» Activity
Lines with "Drivers": pull these out of the listing below.

** Source data follows **

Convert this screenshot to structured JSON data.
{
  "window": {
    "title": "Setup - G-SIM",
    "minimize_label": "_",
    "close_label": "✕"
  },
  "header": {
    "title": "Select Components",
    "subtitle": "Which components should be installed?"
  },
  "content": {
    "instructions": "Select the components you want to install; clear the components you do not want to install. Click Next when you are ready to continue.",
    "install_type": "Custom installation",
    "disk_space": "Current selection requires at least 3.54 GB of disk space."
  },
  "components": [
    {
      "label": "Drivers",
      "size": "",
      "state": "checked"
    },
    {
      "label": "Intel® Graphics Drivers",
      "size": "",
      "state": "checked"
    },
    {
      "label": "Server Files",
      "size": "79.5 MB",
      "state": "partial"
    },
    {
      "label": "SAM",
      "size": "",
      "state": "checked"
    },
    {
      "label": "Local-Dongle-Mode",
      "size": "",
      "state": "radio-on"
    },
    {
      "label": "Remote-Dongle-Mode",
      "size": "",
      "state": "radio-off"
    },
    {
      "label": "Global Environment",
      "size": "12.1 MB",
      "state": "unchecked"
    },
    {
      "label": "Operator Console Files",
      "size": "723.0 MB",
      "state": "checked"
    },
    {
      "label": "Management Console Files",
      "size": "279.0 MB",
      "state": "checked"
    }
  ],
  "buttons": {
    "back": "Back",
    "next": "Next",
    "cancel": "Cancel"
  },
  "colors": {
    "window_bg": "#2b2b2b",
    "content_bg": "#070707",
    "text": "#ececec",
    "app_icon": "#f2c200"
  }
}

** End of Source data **

» The completed task
      "label": "Drivers",
      "label": "Intel® Graphics Drivers",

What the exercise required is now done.